I'd also love to hear your thoughts on making a living in a field that's related to writing. Could you tell us about your job, and how it does (or doesn't) overlap with your creative side?

For those who don't know (or if my standard bio note isn't right around here somewhere), I'm a Certified Professional Resume Writer. I actually don't do that much resume writing at this point—I'm managing a team of other writers. I stumbled into resume writing (friend of a friend of my mother) after college when I was working at a video store, but it was good to learn that there were actually a few non-teaching things one could get with an English degree. Anyway, probably the biggest similarity between resumes and poems is the requirement for language compression, having to say things in exactly the right way and without surplus words. Otherwise, I'm happy to say they're far enough apart that writing resumes has rarely sapped my desire to write creative stuff after work.


Something that I admire in your work is the sense of humor, and the irony, both of which are rather difficult to pull off in a poem. How do you manage to make poems both witty and poignant at the same time ?

If there's a default thing I want to do, it's “make this poem funny and ____.” Funny and poignant, funny and creepy, funny and sociopolitically relevant, whatever. At the risk of getting slightly confessional and slightly arrogant, one of the things that keeps me going is that I can make people laugh, and I know it. But even if I could explain how to do it, I'm not sure I would. If I make the blank portion of the equation genuine, the humor seems to creep in on its own. And I'd like to tell you what I think of irony, but unfortunately I don't know what irony is.


Recently, in celebration of National Poetry Prompt Appreciation Day, you posted some excellent prompts on your blog. How do you feel about prompts, and would you mind sharing a few of those here?

I'm not quite anti-prompt, but anytime I try to write to one, I find that the goodness really happens when I abandon or negate it. The only kind of prompt I really don't like is the overly restrictive. You know, “Write a dramatic monologue in the voice of a rosebush, using terza rima , the word ‘echolocation,' and a twist ending.” (Watch someone try that now.) Here are three of my favorites from the post you mention—I hope they leave plenty of wiggle room:

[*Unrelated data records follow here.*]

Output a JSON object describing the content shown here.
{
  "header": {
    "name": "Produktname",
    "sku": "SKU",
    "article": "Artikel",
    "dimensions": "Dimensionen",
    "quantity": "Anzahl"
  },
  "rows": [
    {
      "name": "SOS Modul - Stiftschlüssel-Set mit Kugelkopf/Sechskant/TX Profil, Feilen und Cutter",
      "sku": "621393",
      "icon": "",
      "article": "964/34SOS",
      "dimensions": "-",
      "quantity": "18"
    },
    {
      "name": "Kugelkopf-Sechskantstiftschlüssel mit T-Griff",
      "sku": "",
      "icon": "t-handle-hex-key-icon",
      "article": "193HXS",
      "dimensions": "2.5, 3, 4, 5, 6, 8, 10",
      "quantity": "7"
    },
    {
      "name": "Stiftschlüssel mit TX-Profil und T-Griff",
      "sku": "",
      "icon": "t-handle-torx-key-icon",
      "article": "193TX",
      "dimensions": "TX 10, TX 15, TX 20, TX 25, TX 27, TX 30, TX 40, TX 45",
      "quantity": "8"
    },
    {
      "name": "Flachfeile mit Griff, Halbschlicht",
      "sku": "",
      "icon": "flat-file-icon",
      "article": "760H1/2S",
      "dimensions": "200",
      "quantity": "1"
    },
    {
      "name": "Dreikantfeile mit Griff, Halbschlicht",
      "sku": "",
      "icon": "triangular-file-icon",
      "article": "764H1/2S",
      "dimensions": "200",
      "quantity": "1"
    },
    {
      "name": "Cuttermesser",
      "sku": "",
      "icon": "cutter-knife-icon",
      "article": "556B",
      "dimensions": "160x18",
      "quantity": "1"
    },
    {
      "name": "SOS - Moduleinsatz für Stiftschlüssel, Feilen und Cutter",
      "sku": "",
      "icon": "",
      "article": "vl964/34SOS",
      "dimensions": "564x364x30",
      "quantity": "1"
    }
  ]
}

  • Write a poem that functions as a map.
  • Make an unsupportable assertion, then support it.
  • Write a beautiful poem with a spiteful persona.

If anyone actually creates a viable poem using any of these, I expect full credit as Prompt Creator. Or at least you can e-mail me and let me know.


Finally, what three pieces of advice would you give to an undergraduate Intro to Poetry Writing class filled with students who are writing their first poems since scribbling in notebooks in junior high?

So you saved the question I'm least qualified to answer for last. I'll give it a shot anyway.

  1. Read all the poetry you can, both classic and contemporary. If you're not a reader, you're not going to be a writer.
  2. Learn all the elements that go into a poem before you try to write a whole poem. The first step in an Intro to Drawing class wouldn't be “Draw a picture, and we'll all critique it.”
  3. Write what you enjoy and enjoy what you write.

A few of you may be taking this because you think it's an easy credit. The accuracy of that belief aside, here are pointers for you too.

  1. Poetry is completely subjective and there's no real way to determine its quality, so anyone who criticizes your poems has something against you personally.
  2. Poetry is all about self-expression, so none of your drafts should take longer than five minutes to write or require any editing.
  3. Be sure to participate in class by asking your teacher if you can get extra credit for going to on-campus poetry readings.


Thank you for your thoughts and advice, Steve, and very best wishes to you and your poems.


Links to Steven D. Schroeder's work online: